(Data excerpts):
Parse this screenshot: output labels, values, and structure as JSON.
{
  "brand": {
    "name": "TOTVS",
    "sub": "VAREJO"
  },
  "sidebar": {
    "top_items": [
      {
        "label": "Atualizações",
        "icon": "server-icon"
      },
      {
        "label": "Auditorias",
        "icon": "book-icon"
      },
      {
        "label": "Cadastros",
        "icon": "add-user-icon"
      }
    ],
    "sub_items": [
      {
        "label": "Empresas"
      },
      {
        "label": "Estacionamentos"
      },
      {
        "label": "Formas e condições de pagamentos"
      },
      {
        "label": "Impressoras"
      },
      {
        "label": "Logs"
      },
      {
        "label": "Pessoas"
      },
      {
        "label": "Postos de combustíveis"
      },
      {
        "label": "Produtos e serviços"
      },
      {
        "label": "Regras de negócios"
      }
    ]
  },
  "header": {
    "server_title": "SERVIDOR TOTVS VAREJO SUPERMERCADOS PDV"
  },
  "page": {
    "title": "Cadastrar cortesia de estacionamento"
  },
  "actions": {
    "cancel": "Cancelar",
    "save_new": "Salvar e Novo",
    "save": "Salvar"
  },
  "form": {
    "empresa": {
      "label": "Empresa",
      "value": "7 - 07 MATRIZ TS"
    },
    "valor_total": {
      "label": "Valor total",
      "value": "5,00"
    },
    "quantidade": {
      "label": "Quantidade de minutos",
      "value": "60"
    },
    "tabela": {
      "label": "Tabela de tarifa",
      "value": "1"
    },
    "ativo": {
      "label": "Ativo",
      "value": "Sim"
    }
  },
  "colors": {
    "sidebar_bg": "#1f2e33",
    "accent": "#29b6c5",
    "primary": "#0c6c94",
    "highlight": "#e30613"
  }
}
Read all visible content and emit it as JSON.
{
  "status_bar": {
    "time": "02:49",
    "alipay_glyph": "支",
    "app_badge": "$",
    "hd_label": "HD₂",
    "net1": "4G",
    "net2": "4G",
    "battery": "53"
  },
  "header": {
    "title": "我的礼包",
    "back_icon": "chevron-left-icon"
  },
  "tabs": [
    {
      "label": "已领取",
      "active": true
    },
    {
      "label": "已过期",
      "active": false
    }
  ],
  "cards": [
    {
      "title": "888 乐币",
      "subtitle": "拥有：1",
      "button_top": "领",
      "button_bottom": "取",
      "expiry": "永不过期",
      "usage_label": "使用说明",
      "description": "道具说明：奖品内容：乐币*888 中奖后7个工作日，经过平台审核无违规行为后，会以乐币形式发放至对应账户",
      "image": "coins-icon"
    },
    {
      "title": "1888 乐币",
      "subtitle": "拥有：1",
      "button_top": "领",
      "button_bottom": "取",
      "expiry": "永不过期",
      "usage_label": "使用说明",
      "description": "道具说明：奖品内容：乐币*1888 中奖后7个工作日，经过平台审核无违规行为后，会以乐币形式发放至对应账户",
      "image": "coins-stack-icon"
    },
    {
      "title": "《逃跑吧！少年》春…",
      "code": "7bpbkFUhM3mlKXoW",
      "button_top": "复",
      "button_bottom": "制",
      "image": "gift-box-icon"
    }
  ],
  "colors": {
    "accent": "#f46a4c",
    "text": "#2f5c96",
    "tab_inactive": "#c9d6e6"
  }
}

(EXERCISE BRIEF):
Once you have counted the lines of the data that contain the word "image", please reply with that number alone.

(REPLY):
3